● **WHAT YOU ARE ASKED TO DO**: Whenever a line in the data holds the string "Jupyter", copy that line.

● **GIVEN DATA**:
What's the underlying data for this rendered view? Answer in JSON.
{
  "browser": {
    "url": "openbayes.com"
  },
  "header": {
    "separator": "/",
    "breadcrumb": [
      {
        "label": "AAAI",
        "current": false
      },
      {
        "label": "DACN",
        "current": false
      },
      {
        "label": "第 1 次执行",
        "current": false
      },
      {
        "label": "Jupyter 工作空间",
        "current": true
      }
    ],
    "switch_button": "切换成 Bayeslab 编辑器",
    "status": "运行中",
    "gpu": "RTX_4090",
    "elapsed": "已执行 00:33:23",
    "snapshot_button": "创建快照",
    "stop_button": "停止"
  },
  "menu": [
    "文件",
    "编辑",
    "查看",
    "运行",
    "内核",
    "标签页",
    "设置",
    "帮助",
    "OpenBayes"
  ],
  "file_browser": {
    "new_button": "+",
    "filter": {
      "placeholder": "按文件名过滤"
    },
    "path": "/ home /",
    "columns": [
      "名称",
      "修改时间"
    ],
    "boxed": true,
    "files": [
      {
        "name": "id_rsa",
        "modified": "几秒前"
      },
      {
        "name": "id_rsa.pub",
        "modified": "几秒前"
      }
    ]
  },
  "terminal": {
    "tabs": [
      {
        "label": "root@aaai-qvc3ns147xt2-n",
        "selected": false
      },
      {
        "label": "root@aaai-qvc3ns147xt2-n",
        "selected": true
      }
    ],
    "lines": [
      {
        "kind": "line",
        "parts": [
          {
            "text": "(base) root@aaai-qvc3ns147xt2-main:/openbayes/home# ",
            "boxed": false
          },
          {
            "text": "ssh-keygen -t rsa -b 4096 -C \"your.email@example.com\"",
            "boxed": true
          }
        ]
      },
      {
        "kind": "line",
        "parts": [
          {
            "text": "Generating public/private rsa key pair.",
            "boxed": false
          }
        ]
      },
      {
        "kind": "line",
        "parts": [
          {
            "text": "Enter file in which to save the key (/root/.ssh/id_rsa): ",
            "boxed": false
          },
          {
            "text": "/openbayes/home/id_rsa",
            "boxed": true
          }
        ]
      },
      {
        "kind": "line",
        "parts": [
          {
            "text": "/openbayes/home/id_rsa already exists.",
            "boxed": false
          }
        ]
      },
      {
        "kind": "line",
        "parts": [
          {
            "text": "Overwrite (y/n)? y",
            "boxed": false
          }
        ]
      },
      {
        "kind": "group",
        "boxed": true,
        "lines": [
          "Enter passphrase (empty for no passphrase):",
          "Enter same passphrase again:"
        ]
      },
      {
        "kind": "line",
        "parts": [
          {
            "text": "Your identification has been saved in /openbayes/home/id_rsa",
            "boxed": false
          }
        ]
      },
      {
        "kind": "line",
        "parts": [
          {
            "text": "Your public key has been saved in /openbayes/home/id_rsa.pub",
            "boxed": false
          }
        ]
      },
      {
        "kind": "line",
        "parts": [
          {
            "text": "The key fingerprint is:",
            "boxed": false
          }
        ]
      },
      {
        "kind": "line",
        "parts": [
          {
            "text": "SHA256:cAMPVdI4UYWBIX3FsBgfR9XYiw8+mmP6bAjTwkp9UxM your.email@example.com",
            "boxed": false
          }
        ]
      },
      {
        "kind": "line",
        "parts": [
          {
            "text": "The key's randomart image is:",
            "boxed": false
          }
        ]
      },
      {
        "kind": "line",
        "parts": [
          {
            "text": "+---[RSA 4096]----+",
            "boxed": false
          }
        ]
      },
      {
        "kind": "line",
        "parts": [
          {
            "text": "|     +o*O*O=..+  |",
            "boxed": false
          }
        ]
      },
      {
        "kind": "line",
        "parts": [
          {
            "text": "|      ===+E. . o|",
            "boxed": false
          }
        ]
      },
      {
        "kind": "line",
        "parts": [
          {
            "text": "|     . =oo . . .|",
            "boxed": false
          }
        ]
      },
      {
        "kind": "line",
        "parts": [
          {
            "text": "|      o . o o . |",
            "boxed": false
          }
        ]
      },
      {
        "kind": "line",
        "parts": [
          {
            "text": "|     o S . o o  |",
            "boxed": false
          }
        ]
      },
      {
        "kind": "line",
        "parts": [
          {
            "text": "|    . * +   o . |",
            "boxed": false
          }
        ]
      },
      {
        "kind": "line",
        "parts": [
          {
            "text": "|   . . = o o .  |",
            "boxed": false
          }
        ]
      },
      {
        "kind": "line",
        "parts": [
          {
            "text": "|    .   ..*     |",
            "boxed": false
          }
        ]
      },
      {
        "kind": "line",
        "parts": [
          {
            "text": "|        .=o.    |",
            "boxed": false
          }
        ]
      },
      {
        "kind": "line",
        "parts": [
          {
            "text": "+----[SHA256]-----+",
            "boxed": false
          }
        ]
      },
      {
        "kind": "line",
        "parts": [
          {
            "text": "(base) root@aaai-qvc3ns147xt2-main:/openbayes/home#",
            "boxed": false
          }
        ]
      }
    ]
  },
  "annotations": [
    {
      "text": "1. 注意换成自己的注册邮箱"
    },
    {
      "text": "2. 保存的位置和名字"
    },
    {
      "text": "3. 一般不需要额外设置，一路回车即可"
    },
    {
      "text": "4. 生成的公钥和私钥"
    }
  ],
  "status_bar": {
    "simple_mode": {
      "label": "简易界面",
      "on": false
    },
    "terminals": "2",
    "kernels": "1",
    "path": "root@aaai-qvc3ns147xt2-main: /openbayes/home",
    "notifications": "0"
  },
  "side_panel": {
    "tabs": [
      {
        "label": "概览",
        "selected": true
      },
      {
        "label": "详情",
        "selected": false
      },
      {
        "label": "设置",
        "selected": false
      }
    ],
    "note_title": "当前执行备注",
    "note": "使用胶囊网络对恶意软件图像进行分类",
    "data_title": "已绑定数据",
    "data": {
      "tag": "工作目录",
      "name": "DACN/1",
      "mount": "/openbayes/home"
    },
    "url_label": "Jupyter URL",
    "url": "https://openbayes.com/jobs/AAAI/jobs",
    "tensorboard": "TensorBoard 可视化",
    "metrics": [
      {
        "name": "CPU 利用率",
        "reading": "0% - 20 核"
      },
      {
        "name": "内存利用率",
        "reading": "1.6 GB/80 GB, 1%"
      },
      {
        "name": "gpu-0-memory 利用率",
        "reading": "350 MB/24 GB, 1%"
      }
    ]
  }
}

● **WRITTEN RESPONSE**:
        "label": "Jupyter 工作空间",
    "url_label": "Jupyter URL",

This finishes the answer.